Your can prepend a launch script to the fat jar. This script will be a valid shell and batch script and will make the jar executable on Unix and Windows. If you enable the shebang the file will be detected as an executable under Linux but this will cause an error message to appear on Windows. On Windows just append a ".bat" to the files name to make it executable.

import sbtassembly.AssemblyPlugin.defaultUniversalScript

assemblyOption in assembly := (assemblyOption in assembly).value.copy(prependShellScript = Some(defaultUniversalScript(shebang = false)))

assemblyJarName in assembly := s"${name.value}-${version.value}"

This will prepend the following shell script to the jar.

(#!/usr/bin/env sh)
@ 2>/dev/null # 2>nul & echo off & goto BOF
exec java -jar $JAVA_OPTS "$0" "$@"

@echo off
java -jar %JAVA_OPTS% "%~dpnx0" %*
exit /B %errorlevel%

You can also choose to prepend just the shell script to the fat jar as follows:

import sbtassembly.AssemblyPlugin.defaultShellScript

assemblyOption in assembly := (assemblyOption in assembly).value.copy(prependShellScript = Some(defaultShellScript))

assemblyJarName in assembly := s"${name.value}-${version.value}"

Publishing (Not Recommended)

Publishing fat JARs out to the world is discouraged because non-modular JARs cause much sadness. One might think non-modularity is convenience but it quickly turns into a headache the moment your users step outside of Hello World example code. If you still wish to publish your assembled artifact along with the publish task and all of the other artifacts, add an assembly classifier (or other):

artifact in (Compile, assembly) := {
  val art = (artifact in (Compile, assembly)).value

addArtifact(artifact in (Compile, assembly), assembly)

Q: Despite the concerned friends, I still want publish fat JARs. What advice do you have?

You would likely need to set up a front business to lie about what dependencies you have in pom.xml and ivy.xml. To do so, make a subproject for fat JAR purpose only where you depend on the dependencies, and make a second cosmetic subproject that you use only for publishing purpose:

lazy val fatJar = project
    depend on the good stuff
    skip in publish := true

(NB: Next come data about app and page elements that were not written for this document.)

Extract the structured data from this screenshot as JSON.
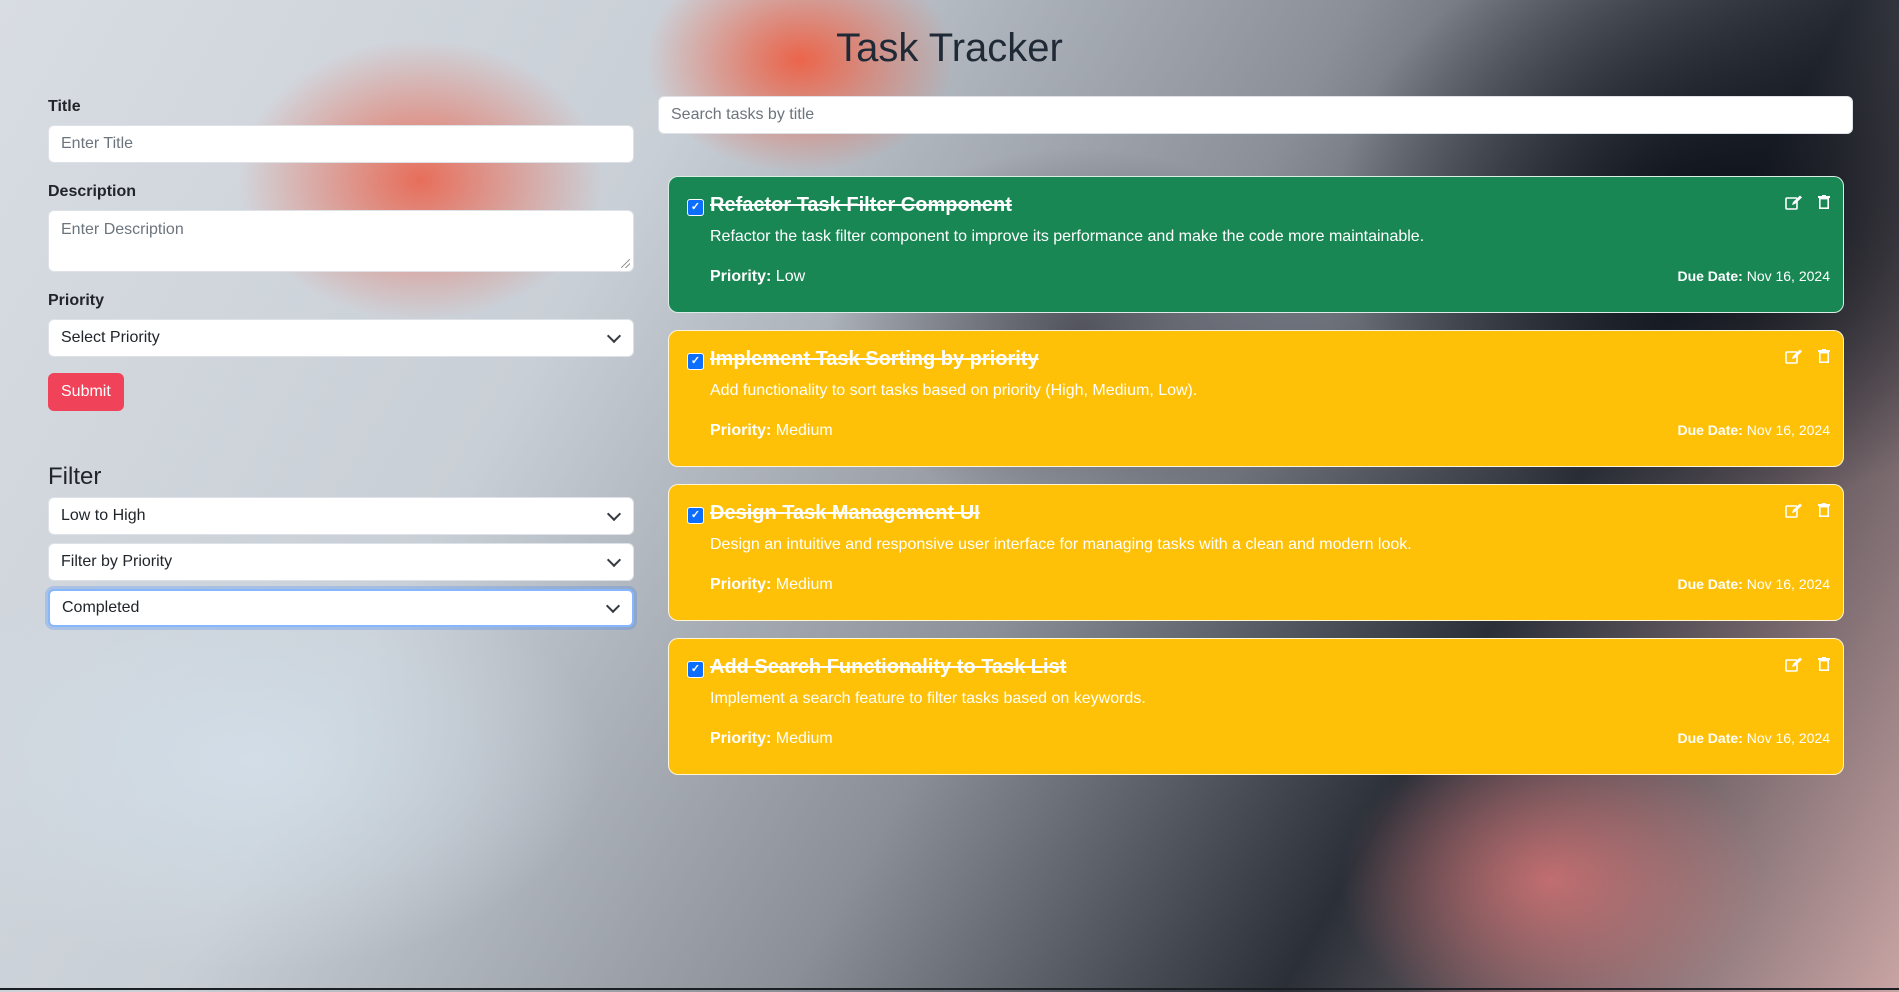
{
  "app": {
    "title": "Task Tracker"
  },
  "form": {
    "title_label": "Title",
    "title_placeholder": "Enter Title",
    "description_label": "Description",
    "description_placeholder": "Enter Description",
    "priority_label": "Priority",
    "priority_selected": "Select Priority",
    "submit_label": "Submit"
  },
  "filter": {
    "heading": "Filter",
    "sort_selected": "Low to High",
    "priority_selected": "Filter by Priority",
    "status_selected": "Completed"
  },
  "search": {
    "placeholder": "Search tasks by title"
  },
  "labels": {
    "priority": "Priority:",
    "due_date": "Due Date:"
  },
  "tasks": [
    {
      "title": "Refactor Task Filter Component",
      "description": "Refactor the task filter component to improve its performance and make the code more maintainable.",
      "priority": "Low",
      "due_date": "Nov 16, 2024",
      "completed": true,
      "color": "#198754"
    },
    {
      "title": "Implement Task Sorting by priority",
      "description": "Add functionality to sort tasks based on priority (High, Medium, Low).",
      "priority": "Medium",
      "due_date": "Nov 16, 2024",
      "completed": true,
      "color": "#ffc107"
    },
    {
      "title": "Design Task Management UI",
      "description": "Design an intuitive and responsive user interface for managing tasks with a clean and modern look.",
      "priority": "Medium",
      "due_date": "Nov 16, 2024",
      "completed": true,
      "color": "#ffc107"
    },
    {
      "title": "Add Search Functionality to Task List",
      "description": "Implement a search feature to filter tasks based on keywords.",
      "priority": "Medium",
      "due_date": "Nov 16, 2024",
      "completed": true,
      "color": "#ffc107"
    }
  ],
  "icons": {
    "checkbox": "checkbox-checked-icon",
    "edit": "edit-icon",
    "delete": "trash-icon",
    "dropdown": "chevron-down-icon"
  }
}
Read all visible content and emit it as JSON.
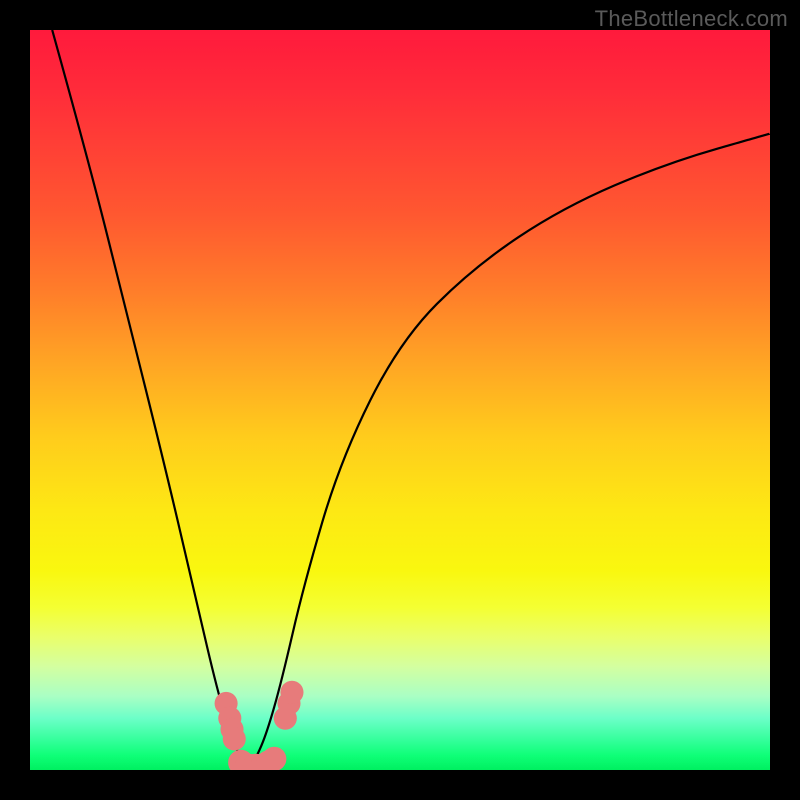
{
  "watermark": "TheBottleneck.com",
  "chart_data": {
    "type": "line",
    "title": "",
    "xlabel": "",
    "ylabel": "",
    "xlim": [
      0,
      100
    ],
    "ylim": [
      0,
      100
    ],
    "series": [
      {
        "name": "bottleneck-curve",
        "x": [
          3,
          8,
          13,
          18,
          22,
          25,
          27,
          28.5,
          29.5,
          30.5,
          32,
          34,
          37,
          42,
          50,
          60,
          72,
          86,
          100
        ],
        "y": [
          100,
          82,
          62,
          42,
          25,
          12,
          5,
          1.5,
          0.2,
          1.5,
          5,
          12,
          25,
          42,
          58,
          68,
          76,
          82,
          86
        ]
      }
    ],
    "markers": [
      {
        "x": 26.5,
        "y": 9,
        "r": 1.2
      },
      {
        "x": 27.0,
        "y": 7,
        "r": 1.2
      },
      {
        "x": 27.3,
        "y": 5.5,
        "r": 1.2
      },
      {
        "x": 27.6,
        "y": 4.2,
        "r": 1.2
      },
      {
        "x": 28.5,
        "y": 1.0,
        "r": 1.4
      },
      {
        "x": 29.5,
        "y": 0.3,
        "r": 1.6
      },
      {
        "x": 30.5,
        "y": 0.3,
        "r": 1.6
      },
      {
        "x": 31.5,
        "y": 0.5,
        "r": 1.4
      },
      {
        "x": 32.2,
        "y": 1.0,
        "r": 1.3
      },
      {
        "x": 33.0,
        "y": 1.5,
        "r": 1.3
      },
      {
        "x": 34.5,
        "y": 7.0,
        "r": 1.2
      },
      {
        "x": 35.0,
        "y": 9.0,
        "r": 1.2
      },
      {
        "x": 35.4,
        "y": 10.5,
        "r": 1.2
      }
    ],
    "gradient_stops": [
      {
        "pos": 0,
        "color": "#ff1a3c"
      },
      {
        "pos": 25,
        "color": "#ff5830"
      },
      {
        "pos": 55,
        "color": "#ffcc1c"
      },
      {
        "pos": 78,
        "color": "#f4ff32"
      },
      {
        "pos": 92,
        "color": "#8fffc8"
      },
      {
        "pos": 100,
        "color": "#00f060"
      }
    ]
  }
}
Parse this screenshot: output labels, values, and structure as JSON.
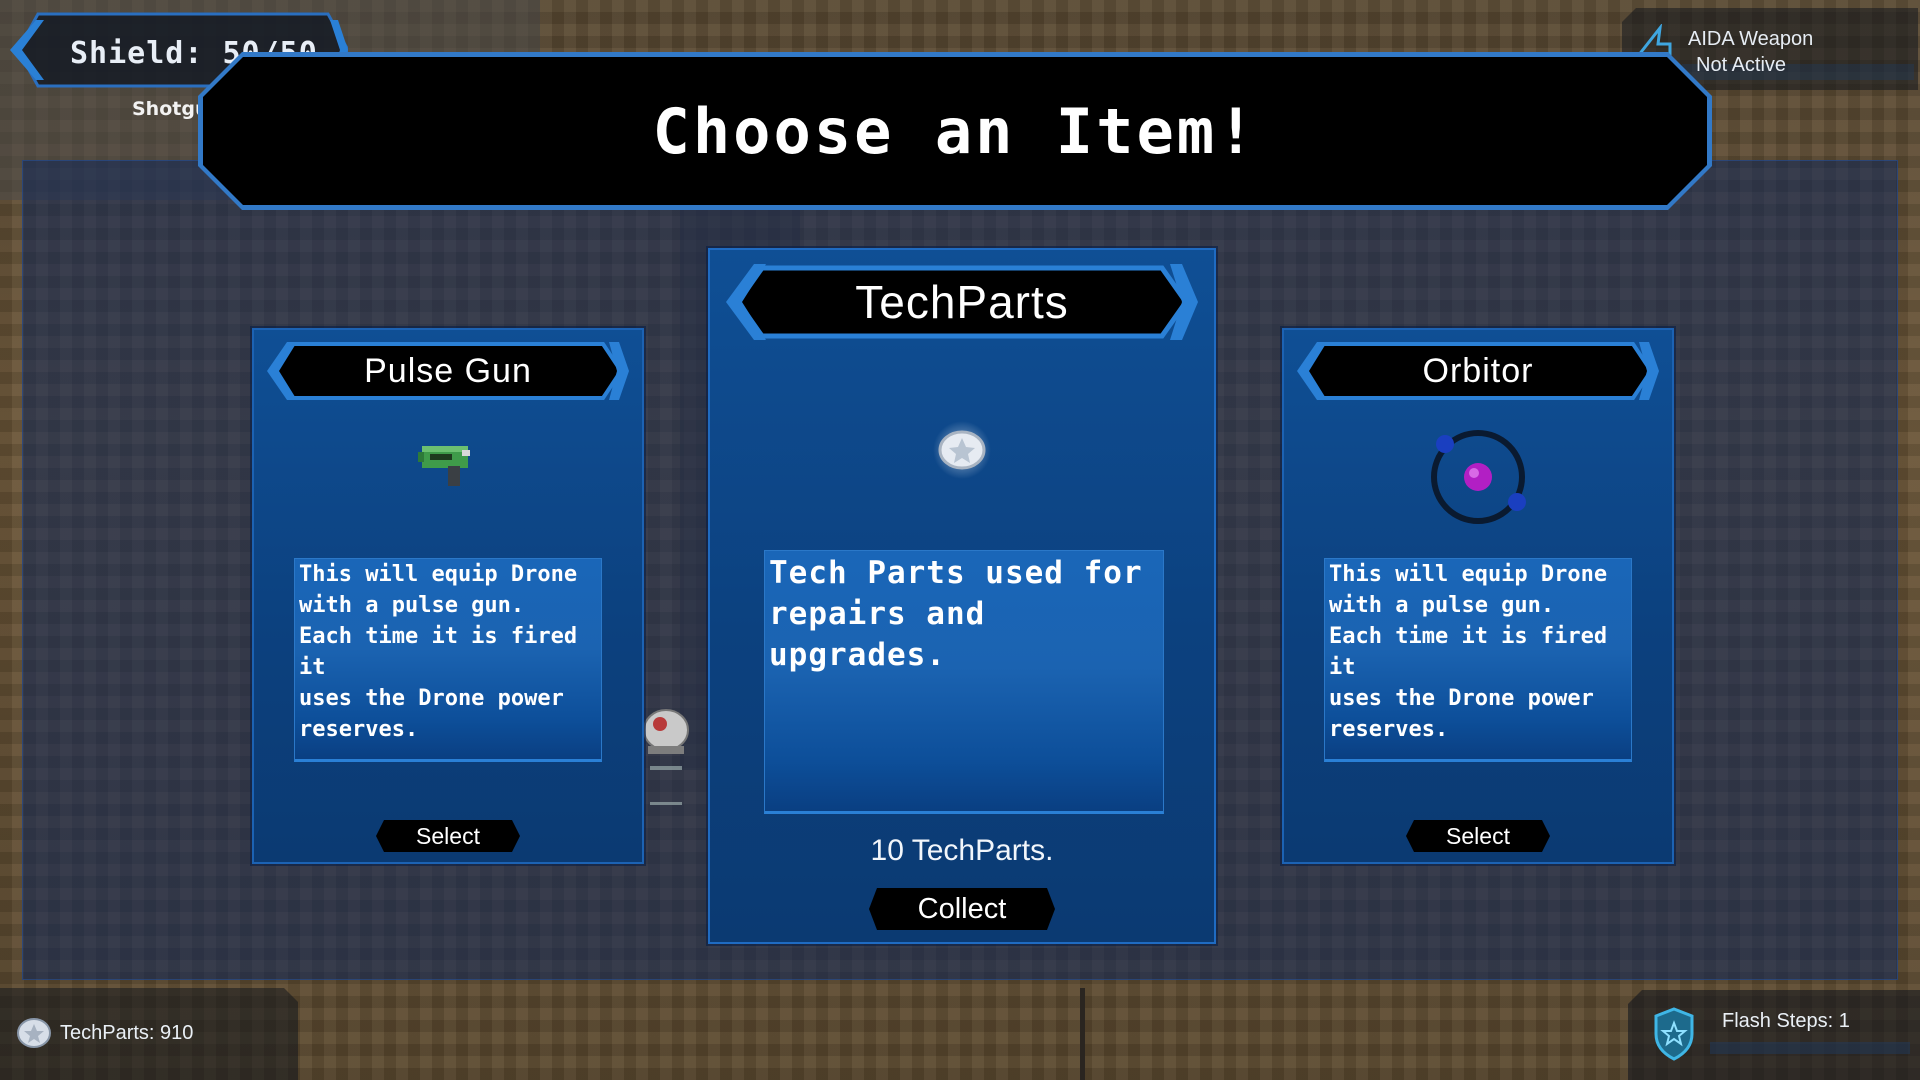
{
  "hud": {
    "shield_text": "Shield: 50/50",
    "weapon_label": "Shotgun",
    "aida_line1": "AIDA Weapon",
    "aida_line2": "Not Active",
    "techparts_text": "TechParts: 910",
    "flash_text": "Flash Steps: 1"
  },
  "dialog": {
    "title": "Choose an Item!"
  },
  "cards": [
    {
      "title": "Pulse Gun",
      "icon": "pulse-gun-icon",
      "description": "This will equip Drone\nwith a pulse gun.\nEach time it is fired it\nuses the Drone power\nreserves.",
      "button_label": "Select"
    },
    {
      "title": "TechParts",
      "icon": "techparts-icon",
      "description": "Tech Parts used for\nrepairs and\nupgrades.",
      "reward": "10 TechParts.",
      "button_label": "Collect"
    },
    {
      "title": "Orbitor",
      "icon": "orbitor-icon",
      "description": "This will equip Drone\nwith a pulse gun.\nEach time it is fired it\nuses the Drone power\nreserves.",
      "button_label": "Select"
    }
  ],
  "colors": {
    "accent_blue": "#2a80d6",
    "card_blue": "#0f4f95",
    "banner_black": "#000000"
  }
}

lazy val cosmetic = project
    name := "shaded-something",
    // I am sober. no dependencies.
    packageBin in Compile := (assembly in (fatJar, Compile)).value


Copyright (c) 2010-2014 e.e d3si9n, Coda Hale

Published under The MIT License, see LICENSE